_Given data_
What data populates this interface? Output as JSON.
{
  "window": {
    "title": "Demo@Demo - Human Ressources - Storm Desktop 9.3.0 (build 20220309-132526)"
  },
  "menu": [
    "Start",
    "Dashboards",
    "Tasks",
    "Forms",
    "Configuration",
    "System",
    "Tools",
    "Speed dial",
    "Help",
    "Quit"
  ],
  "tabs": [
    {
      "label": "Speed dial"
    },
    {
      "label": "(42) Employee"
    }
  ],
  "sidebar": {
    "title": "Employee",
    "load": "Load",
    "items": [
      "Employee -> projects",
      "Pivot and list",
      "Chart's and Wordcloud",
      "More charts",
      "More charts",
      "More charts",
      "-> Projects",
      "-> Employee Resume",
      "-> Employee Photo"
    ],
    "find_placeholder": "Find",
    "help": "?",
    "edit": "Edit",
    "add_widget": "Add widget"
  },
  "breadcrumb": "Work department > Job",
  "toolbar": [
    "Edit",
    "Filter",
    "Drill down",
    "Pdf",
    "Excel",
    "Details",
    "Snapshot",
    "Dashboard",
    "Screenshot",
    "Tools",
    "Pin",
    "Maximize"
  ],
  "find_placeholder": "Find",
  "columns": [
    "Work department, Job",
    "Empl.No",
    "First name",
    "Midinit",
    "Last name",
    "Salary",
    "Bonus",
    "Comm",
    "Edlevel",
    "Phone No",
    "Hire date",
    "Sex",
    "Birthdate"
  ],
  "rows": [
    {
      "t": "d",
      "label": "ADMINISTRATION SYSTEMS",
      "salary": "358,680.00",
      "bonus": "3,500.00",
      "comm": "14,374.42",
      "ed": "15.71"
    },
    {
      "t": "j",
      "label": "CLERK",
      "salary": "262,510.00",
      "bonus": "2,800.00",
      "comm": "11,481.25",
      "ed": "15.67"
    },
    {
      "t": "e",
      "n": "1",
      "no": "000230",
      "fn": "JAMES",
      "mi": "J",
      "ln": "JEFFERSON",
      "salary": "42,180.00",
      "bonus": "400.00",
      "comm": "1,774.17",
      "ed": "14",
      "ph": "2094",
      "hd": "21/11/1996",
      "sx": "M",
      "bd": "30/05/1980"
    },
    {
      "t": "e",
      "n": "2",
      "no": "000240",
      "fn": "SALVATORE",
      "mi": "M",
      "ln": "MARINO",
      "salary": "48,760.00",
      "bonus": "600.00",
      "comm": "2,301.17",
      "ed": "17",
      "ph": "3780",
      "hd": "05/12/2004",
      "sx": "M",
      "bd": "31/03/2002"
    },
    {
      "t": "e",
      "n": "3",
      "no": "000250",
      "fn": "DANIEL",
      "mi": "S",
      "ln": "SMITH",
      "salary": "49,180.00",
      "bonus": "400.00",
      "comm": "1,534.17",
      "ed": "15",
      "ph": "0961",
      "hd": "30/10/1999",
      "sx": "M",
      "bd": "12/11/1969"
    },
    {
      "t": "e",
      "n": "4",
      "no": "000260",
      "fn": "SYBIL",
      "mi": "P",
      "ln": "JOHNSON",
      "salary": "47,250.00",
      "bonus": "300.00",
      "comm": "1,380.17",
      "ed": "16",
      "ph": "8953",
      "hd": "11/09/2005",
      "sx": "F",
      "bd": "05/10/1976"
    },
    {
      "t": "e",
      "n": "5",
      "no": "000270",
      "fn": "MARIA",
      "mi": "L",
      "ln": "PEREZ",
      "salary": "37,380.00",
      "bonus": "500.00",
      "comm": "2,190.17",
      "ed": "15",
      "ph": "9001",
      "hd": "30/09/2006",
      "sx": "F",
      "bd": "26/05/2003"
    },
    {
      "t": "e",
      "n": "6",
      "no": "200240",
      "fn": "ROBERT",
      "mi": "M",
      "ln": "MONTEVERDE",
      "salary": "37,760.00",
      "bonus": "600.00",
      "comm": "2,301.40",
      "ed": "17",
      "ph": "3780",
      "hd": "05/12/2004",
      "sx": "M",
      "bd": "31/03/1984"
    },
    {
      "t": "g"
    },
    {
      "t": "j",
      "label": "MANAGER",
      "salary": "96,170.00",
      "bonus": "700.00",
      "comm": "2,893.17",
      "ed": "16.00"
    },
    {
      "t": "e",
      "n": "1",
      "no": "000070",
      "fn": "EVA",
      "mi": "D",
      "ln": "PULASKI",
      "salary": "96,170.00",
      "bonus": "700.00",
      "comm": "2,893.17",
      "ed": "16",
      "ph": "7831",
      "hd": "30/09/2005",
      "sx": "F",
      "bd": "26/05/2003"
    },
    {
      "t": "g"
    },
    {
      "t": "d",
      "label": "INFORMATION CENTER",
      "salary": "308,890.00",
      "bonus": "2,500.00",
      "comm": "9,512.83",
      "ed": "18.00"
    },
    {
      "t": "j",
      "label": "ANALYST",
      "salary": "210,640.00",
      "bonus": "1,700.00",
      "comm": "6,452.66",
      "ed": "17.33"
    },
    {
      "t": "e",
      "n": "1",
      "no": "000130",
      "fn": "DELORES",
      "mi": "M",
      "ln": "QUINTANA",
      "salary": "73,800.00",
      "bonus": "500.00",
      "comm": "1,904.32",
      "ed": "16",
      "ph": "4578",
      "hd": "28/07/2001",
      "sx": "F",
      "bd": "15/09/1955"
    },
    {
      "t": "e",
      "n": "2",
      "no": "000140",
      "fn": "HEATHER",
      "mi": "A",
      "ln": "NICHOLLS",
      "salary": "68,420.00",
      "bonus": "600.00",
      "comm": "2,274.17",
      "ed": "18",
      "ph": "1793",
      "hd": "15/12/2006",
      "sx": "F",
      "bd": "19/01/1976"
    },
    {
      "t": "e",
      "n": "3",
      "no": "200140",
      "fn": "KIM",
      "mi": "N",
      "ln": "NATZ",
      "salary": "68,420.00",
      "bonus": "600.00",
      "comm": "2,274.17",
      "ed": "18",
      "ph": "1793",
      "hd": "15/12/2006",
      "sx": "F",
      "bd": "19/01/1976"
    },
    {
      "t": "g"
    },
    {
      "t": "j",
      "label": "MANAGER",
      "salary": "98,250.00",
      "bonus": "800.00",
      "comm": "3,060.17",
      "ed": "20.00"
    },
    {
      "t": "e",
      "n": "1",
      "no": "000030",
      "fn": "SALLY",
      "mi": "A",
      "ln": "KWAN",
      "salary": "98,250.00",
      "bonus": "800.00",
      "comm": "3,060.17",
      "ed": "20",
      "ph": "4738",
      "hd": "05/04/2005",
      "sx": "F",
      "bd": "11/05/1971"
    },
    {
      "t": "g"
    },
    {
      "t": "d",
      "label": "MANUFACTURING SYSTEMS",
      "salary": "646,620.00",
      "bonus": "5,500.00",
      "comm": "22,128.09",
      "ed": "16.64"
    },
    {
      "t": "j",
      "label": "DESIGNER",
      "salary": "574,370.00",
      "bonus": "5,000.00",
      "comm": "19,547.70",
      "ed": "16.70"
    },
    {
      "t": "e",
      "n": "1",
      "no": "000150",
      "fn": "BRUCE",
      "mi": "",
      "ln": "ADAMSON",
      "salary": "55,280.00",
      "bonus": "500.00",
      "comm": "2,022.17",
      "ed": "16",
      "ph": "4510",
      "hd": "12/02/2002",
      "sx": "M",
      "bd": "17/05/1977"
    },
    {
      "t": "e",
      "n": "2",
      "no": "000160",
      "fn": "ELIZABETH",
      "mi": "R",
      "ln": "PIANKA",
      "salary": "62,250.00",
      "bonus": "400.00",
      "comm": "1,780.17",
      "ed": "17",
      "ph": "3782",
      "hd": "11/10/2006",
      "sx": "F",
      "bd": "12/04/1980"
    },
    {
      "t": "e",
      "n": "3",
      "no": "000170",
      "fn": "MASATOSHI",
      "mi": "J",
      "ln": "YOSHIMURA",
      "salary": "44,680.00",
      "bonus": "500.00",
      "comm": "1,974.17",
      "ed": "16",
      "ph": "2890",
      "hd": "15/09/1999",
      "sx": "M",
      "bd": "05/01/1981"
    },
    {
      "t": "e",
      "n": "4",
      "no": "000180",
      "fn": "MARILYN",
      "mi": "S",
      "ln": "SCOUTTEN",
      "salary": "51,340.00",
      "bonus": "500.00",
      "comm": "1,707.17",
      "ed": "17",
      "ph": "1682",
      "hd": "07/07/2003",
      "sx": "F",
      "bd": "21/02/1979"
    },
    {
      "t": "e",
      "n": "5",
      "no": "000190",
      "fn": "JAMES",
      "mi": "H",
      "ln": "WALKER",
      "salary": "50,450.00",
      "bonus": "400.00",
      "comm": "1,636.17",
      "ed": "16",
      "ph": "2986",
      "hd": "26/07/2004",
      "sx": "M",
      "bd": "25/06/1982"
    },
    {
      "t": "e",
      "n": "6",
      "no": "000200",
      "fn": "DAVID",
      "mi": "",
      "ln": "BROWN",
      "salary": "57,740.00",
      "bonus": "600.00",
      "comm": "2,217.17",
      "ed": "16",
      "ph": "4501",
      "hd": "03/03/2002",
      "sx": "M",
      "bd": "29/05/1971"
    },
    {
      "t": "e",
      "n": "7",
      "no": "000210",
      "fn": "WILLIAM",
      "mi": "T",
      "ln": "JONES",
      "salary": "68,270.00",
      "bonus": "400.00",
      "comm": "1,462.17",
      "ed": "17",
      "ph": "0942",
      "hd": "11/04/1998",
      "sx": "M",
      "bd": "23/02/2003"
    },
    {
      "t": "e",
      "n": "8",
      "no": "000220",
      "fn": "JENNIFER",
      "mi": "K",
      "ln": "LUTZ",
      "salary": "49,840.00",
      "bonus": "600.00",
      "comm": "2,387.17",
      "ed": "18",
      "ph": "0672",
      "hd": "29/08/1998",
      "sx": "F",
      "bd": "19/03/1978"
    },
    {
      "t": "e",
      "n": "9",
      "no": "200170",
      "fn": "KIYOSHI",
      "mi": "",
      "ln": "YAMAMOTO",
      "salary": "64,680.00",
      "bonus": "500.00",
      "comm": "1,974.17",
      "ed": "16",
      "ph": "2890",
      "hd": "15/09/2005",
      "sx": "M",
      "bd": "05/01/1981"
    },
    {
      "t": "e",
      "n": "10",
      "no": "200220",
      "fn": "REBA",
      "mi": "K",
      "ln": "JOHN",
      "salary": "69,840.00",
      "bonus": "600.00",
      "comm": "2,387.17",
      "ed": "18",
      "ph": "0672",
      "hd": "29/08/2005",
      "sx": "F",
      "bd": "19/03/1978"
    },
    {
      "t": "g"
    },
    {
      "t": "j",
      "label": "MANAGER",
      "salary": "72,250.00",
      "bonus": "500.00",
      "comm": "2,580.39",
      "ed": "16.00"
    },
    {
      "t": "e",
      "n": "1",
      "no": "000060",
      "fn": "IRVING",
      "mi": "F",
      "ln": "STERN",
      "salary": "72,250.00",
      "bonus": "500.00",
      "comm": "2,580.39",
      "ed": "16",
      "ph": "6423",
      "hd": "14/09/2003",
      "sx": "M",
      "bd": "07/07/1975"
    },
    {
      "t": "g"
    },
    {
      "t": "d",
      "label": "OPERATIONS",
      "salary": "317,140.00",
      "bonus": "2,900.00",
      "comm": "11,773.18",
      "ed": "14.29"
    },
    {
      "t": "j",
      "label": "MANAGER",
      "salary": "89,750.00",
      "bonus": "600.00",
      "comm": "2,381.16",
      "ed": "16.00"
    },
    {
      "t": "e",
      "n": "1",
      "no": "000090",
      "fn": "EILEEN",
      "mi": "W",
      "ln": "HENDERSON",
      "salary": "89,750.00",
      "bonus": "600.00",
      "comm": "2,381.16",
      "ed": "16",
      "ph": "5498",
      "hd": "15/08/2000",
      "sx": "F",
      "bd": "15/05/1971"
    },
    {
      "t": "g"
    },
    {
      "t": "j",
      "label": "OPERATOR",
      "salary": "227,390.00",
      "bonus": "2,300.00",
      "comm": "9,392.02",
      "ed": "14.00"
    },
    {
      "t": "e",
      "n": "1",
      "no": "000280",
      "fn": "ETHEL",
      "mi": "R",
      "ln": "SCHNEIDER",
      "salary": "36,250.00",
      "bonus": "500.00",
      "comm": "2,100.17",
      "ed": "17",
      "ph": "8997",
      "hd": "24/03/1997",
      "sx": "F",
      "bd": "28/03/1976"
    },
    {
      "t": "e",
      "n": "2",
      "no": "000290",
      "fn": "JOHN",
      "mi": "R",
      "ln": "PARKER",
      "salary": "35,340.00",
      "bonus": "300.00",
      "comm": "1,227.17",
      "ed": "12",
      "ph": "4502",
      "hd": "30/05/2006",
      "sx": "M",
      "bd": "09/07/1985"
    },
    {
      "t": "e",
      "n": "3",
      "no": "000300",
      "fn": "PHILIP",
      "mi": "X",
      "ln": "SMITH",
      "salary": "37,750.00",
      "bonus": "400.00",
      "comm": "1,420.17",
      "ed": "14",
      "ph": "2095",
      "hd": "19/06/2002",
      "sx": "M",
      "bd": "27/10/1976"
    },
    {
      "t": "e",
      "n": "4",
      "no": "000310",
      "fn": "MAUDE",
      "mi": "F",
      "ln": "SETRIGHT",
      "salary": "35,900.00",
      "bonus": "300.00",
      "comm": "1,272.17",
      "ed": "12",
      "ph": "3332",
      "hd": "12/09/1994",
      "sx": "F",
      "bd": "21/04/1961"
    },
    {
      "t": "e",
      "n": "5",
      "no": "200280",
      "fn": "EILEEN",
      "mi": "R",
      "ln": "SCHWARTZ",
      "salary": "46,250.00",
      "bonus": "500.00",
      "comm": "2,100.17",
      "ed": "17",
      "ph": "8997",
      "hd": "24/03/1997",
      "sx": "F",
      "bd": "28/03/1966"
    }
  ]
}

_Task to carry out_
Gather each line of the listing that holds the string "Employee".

_Solution_
      "label": "(42) Employee"
    "title": "Employee",
      "Employee -> projects",
      "-> Employee Resume",
      "-> Employee Photo"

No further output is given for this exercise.